What the task asks –
Your response should be the complete listing, copied exactly.

Recorded data –

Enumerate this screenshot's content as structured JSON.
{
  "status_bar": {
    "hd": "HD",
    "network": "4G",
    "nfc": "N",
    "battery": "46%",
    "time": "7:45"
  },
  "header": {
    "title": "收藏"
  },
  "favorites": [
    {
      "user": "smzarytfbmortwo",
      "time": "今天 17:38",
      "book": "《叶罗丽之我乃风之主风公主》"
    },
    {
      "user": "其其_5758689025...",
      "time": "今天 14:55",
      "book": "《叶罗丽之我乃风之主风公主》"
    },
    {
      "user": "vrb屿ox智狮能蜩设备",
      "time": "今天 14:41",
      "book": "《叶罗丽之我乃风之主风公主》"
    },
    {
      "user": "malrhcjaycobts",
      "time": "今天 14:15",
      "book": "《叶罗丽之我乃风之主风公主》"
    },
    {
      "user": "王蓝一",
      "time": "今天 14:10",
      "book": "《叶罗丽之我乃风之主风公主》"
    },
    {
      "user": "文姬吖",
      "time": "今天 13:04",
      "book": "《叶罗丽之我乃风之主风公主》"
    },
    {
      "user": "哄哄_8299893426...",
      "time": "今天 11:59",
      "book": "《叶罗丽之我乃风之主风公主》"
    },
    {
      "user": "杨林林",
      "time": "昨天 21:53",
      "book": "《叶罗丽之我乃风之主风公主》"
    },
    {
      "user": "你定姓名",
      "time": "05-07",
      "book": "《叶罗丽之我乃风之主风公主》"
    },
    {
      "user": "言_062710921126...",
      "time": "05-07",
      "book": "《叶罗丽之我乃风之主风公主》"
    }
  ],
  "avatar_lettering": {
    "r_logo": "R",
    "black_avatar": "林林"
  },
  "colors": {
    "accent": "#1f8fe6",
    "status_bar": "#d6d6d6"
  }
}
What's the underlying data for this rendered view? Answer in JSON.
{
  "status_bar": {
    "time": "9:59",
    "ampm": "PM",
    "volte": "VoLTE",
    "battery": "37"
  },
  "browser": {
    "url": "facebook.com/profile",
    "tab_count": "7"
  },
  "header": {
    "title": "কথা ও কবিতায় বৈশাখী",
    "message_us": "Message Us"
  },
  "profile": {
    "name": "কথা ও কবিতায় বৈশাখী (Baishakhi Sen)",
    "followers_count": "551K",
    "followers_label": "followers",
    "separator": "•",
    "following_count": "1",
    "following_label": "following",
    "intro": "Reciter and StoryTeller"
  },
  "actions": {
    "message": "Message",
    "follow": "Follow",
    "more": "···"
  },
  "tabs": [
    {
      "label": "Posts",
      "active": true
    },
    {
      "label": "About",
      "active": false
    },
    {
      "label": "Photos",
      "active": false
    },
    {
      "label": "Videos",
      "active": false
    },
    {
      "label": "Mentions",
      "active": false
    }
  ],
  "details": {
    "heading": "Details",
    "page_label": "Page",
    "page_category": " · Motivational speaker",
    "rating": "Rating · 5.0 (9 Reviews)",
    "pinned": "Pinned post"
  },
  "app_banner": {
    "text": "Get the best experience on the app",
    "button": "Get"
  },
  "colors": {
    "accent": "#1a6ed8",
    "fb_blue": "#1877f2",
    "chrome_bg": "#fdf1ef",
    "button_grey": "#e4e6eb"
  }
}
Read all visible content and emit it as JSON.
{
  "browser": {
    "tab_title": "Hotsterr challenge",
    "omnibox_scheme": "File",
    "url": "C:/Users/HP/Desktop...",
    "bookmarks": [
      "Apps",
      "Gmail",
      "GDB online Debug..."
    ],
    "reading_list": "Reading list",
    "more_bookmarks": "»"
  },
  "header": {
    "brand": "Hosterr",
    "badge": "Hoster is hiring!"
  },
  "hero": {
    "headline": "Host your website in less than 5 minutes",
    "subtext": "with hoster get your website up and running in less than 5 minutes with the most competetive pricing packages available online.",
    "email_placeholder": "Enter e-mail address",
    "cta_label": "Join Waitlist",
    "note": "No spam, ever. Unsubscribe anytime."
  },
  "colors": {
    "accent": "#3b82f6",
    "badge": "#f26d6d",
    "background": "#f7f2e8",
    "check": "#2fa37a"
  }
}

Result of the task –
Enumerate this screenshot's content as structured JSON.
{
  "status_bar": {
    "hd": "HD",
    "network": "4G",
    "nfc": "N",
    "battery": "46%",
    "time": "7:45"
  },
  "header": {
    "title": "收藏"
  },
  "favorites": [
    {
      "user": "smzarytfbmortwo",
      "time": "今天 17:38",
      "book": "《叶罗丽之我乃风之主风公主》"
    },
    {
      "user": "其其_5758689025...",
      "time": "今天 14:55",
      "book": "《叶罗丽之我乃风之主风公主》"
    },
    {
      "user": "vrb屿ox智狮能蜩设备",
      "time": "今天 14:41",
      "book": "《叶罗丽之我乃风之主风公主》"
    },
    {
      "user": "malrhcjaycobts",
      "time": "今天 14:15",
      "book": "《叶罗丽之我乃风之主风公主》"
    },
    {
      "user": "王蓝一",
      "time": "今天 14:10",
      "book": "《叶罗丽之我乃风之主风公主》"
    },
    {
      "user": "文姬吖",
      "time": "今天 13:04",
      "book": "《叶罗丽之我乃风之主风公主》"
    },
    {
      "user": "哄哄_8299893426...",
      "time": "今天 11:59",
      "book": "《叶罗丽之我乃风之主风公主》"
    },
    {
      "user": "杨林林",
      "time": "昨天 21:53",
      "book": "《叶罗丽之我乃风之主风公主》"
    },
    {
      "user": "你定姓名",
      "time": "05-07",
      "book": "《叶罗丽之我乃风之主风公主》"
    },
    {
      "user": "言_062710921126...",
      "time": "05-07",
      "book": "《叶罗丽之我乃风之主风公主》"
    }
  ],
  "avatar_lettering": {
    "r_logo": "R",
    "black_avatar": "林林"
  },
  "colors": {
    "accent": "#1f8fe6",
    "status_bar": "#d6d6d6"
  }
}
What's the underlying data for this rendered view? Answer in JSON.
{
  "status_bar": {
    "time": "9:59",
    "ampm": "PM",
    "volte": "VoLTE",
    "battery": "37"
  },
  "browser": {
    "url": "facebook.com/profile",
    "tab_count": "7"
  },
  "header": {
    "title": "কথা ও কবিতায় বৈশাখী",
    "message_us": "Message Us"
  },
  "profile": {
    "name": "কথা ও কবিতায় বৈশাখী (Baishakhi Sen)",
    "followers_count": "551K",
    "followers_label": "followers",
    "separator": "•",
    "following_count": "1",
    "following_label": "following",
    "intro": "Reciter and StoryTeller"
  },
  "actions": {
    "message": "Message",
    "follow": "Follow",
    "more": "···"
  },
  "tabs": [
    {
      "label": "Posts",
      "active": true
    },
    {
      "label": "About",
      "active": false
    },
    {
      "label": "Photos",
      "active": false
    },
    {
      "label": "Videos",
      "active": false
    },
    {
      "label": "Mentions",
      "active": false
    }
  ],
  "details": {
    "heading": "Details",
    "page_label": "Page",
    "page_category": " · Motivational speaker",
    "rating": "Rating · 5.0 (9 Reviews)",
    "pinned": "Pinned post"
  },
  "app_banner": {
    "text": "Get the best experience on the app",
    "button": "Get"
  },
  "colors": {
    "accent": "#1a6ed8",
    "fb_blue": "#1877f2",
    "chrome_bg": "#fdf1ef",
    "button_grey": "#e4e6eb"
  }
}
Read all visible content and emit it as JSON.
{
  "browser": {
    "tab_title": "Hotsterr challenge",
    "omnibox_scheme": "File",
    "url": "C:/Users/HP/Desktop...",
    "bookmarks": [
      "Apps",
      "Gmail",
      "GDB online Debug..."
    ],
    "reading_list": "Reading list",
    "more_bookmarks": "»"
  },
  "header": {
    "brand": "Hosterr",
    "badge": "Hoster is hiring!"
  },
  "hero": {
    "headline": "Host your website in less than 5 minutes",
    "subtext": "with hoster get your website up and running in less than 5 minutes with the most competetive pricing packages available online.",
    "email_placeholder": "Enter e-mail address",
    "cta_label": "Join Waitlist",
    "note": "No spam, ever. Unsubscribe anytime."
  },
  "colors": {
    "accent": "#3b82f6",
    "badge": "#f26d6d",
    "background": "#f7f2e8",
    "check": "#2fa37a"
  }
}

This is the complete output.